The guard rails for each of these are on their way. Independent initiatives like the Integrity Council for the Voluntary Carbon Market and the Voluntary Carbon Market Integrity Initiative are bringing forth or enforcing new standards for both ends of the market. International bodies like International Organisation of Securities Commissions (IOSCO) are questioning how regulators can step up, private initiatives are streamlining this fragmented market with data and systems, and governments are wising up to how they can deliver higher returns from protecting their nature, rather than selling it.   

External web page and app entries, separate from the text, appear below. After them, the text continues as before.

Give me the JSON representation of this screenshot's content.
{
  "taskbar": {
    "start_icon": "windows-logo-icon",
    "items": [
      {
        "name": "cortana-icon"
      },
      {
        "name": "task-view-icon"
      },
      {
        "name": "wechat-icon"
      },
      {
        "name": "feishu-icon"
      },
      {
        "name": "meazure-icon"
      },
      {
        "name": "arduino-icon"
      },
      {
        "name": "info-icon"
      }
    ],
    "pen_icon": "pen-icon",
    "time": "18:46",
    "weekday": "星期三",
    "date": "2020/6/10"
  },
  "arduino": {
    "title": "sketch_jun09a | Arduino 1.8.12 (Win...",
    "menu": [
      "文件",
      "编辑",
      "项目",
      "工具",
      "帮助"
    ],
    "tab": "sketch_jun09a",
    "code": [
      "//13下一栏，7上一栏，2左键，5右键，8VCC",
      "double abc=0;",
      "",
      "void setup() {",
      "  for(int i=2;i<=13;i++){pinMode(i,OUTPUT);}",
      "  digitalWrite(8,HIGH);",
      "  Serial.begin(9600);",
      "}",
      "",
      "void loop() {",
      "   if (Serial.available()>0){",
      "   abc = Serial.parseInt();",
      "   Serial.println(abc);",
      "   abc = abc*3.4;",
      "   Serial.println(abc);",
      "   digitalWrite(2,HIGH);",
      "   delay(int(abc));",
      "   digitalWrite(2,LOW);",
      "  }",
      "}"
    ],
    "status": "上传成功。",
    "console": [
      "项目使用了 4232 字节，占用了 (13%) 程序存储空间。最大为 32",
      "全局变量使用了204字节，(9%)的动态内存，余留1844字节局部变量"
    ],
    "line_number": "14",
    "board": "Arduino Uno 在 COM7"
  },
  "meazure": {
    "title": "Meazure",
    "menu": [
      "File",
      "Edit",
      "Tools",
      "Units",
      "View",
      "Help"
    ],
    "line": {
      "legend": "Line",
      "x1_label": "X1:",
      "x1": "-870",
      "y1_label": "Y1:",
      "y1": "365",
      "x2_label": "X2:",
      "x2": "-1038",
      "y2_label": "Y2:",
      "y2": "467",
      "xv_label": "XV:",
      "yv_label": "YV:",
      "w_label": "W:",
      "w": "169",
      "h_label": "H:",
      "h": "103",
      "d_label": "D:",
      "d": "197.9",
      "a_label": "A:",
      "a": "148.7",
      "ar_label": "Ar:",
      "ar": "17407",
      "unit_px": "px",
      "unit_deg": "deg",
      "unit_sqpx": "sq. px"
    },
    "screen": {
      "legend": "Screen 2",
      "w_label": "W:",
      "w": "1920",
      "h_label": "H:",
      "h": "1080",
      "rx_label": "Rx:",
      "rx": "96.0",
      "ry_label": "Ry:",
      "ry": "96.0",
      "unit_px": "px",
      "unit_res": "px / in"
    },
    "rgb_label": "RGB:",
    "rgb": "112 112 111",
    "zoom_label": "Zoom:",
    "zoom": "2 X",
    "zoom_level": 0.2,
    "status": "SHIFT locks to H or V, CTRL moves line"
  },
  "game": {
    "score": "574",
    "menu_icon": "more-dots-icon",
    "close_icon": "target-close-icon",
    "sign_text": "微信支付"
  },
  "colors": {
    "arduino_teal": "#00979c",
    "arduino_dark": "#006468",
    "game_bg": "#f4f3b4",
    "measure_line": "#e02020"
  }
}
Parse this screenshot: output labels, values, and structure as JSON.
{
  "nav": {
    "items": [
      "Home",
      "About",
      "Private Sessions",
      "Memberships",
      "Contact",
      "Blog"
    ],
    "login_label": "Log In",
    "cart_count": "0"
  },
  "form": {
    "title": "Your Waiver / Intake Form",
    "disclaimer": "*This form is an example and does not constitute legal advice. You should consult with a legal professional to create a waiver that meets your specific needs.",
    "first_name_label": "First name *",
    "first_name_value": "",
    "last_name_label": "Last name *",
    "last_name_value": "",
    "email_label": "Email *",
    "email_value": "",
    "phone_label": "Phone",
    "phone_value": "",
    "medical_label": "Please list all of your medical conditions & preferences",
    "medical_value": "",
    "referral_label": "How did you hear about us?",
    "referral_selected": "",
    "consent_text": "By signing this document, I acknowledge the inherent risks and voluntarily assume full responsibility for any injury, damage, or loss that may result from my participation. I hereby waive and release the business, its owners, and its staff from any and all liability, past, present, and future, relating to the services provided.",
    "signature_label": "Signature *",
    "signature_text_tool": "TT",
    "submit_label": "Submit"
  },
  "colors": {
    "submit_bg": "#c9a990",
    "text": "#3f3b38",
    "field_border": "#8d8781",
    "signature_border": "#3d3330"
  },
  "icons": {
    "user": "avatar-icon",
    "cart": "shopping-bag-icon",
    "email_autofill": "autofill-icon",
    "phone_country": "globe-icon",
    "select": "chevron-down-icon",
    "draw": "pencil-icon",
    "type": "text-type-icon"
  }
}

This is not meant to excuse the voluntary carbon market's flaws, but the urgency of action required means we must build the plane while flying it. These are the licks of paint the market needs to start drawing down the cash it should.

And the concept of crediting systems to channel carbon finance towards emission reductions activities outside organisational or government boundaries is holding: like President Biden, the atmosphere does not differentiate between Cambodia and Colombia.

With these measures soon in place, what we have left is a mechanism for connecting the better angels of free market economics with nature-based carbon projects. Let's leave the dash for gas in 2022 and make 2023 the year that cash made a difference on - and kept oil and gas in - the ground.

Renat Heuberger is CEO of South Pole.

South Pole were a partner of Net Zero Festival 2022.

More on Climate change

'Perilously close': Doomsday Clock hits 90 seconds to midnight

'Perilously close': Doomsday Clock hits 90 seconds to midnight

Mounting dangers 'largely but not exclusively' triggered by war in Ukraine have prompted The Bulletin of Atomic Scientists to move its Doomsday Clock forward by 10 seconds

Stuart Stone
clock 24 January 2023 • 2 min read
COP28 President Al-Jaber speaks at the Atlantic Council’s Global Energy Forum on 14 January | Credit: Atlantic Council

'COP of action': COP28 President calls for tripling of renewables capacity by 2030

COP28 President hints at UAE's priorities for Summit in maiden speech, as core principles for controversial plan to use voluntary carbon markets to bankroll energy transition are unveiled

Cecilia Keating
clock 16 January 2023 • 7 min read
Study: Global green economy could be worth $10.3tr by 2050

Study: Global green economy could be worth $10.3tr by 2050

Green industries could be worth roughly five per cent of global GDP by 2050, according to a new study

Stuart Stone
clock 11 January 2023 • 2 min read